Between 1979 and 1992 he also served on the National Research Council’s Committee on Maritime Hazardous Materials, National Materials and Manufacturing Board, Electrical/Nuclear Power Engineering Peer Committee, Committee on Future US Nuclear Power Development, and the Risk and Impact Panel of the Committee on Nuclear and Alternative Energy Sources (CONAES). David received many honors and awards throughout his life, but felt that his greatest honor was election to the National Academy of Engineering in 1974 for his efforts in fast reactor safety. He was the recipient of two Guggenheim Fellowships, the first Argonne Universities Association Distinguished Appointment Award in 1970, and the US Nuclear Regulatory Commission’s Distinguished Service Award in 1985.
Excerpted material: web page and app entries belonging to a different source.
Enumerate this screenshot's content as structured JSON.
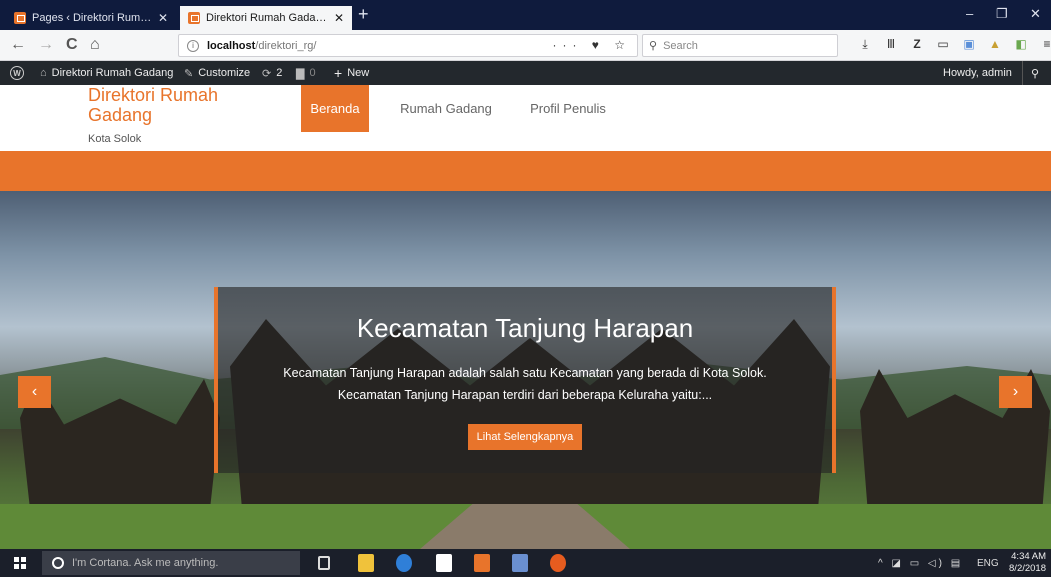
{
  "browser": {
    "tabs": [
      {
        "label": "Pages ‹ Direktori Rumah Gada",
        "close": "✕",
        "active": false
      },
      {
        "label": "Direktori Rumah Gadang – Kot",
        "close": "✕",
        "active": true
      }
    ],
    "new_tab": "+",
    "window_controls": {
      "minimize": "–",
      "maximize": "❐",
      "close": "✕"
    },
    "nav": {
      "back": "←",
      "forward": "→",
      "reload": "C",
      "home": "⌂"
    },
    "url": {
      "info": "i",
      "host": "localhost",
      "path": "/direktori_rg/",
      "actions": "··· ♥ ☆"
    },
    "search": {
      "icon": "⚲",
      "placeholder": "Search"
    },
    "toolbar_icons": [
      "download-icon",
      "library-icon",
      "zotero-icon",
      "sidebar-icon",
      "screenshot-icon",
      "extension-icon",
      "extension2-icon",
      "menu-icon"
    ],
    "toolbar_glyphs": [
      "⤓",
      "Ⅲ",
      "Z",
      "▭",
      "▣",
      "▲",
      "◧",
      "≡"
    ]
  },
  "admin_bar": {
    "wp_logo": "W",
    "site_name": "Direktori Rumah Gadang",
    "customize": "Customize",
    "updates_count": "2",
    "comments_count": "0",
    "new": "New",
    "howdy": "Howdy, admin",
    "search_icon": "⚲"
  },
  "site": {
    "title": "Direktori Rumah Gadang",
    "tagline": "Kota Solok",
    "menu": [
      "Beranda",
      "Rumah Gadang",
      "Profil Penulis"
    ],
    "active_menu": "Beranda",
    "accent": "#e8742b"
  },
  "slider": {
    "title": "Kecamatan Tanjung Harapan",
    "text_line1": "Kecamatan Tanjung Harapan adalah salah satu Kecamatan yang berada di Kota Solok.",
    "text_line2": "Kecamatan Tanjung Harapan terdiri dari beberapa Keluraha yaitu:...",
    "button": "Lihat Selengkapnya",
    "prev": "‹",
    "next": "›"
  },
  "taskbar": {
    "cortana": "I'm Cortana. Ask me anything.",
    "language": "ENG",
    "time": "4:34 AM",
    "date": "8/2/2018",
    "tray_glyphs": "^ ◪ ▭ ◁) ▤"
  }
}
The American Nuclear Society honored him on three occasions: with the Tommy Thompson Award for nuclear safety in 1980, the Glenn Seaborg Medal for scientific and engineering research contributions to the development of peaceful uses of nuclear energy in 1987, and the George C. Laurence Pioneering Award for lifetime achievements in the development of reactor safety philosophy in 2007. His daughters wrote that David was also companion to his beloved wife, Rita, in her bead hunting and travels.
From the time Rita started her bead business in the 1970s, David assisted her. Many years later, he organized her inventory, got it appraised, and built and ran her website. He became a bead expert himself in the process and designed necklaces with Rita once she became ill. Even at age 90, David remembered details of customer purchases and assisted his daughter, Jocelyne, with his knowledge of the inventory, customer purchases, and with running the business.
David retired from active teaching in 1991 but continued an active research program until the early 2000s. His wife of 57 years, Rita (née Holtzman), predeceased him in 2005. He died at his home on December 14, 2012. He leaves his son Neil, daughters Nina and Jocelyne, and four grandchildren. Equidem beatos puto, quibus deorum munere datum est aut facere scribenda aut scribere legenda, beatissimos vero quibus utrumque.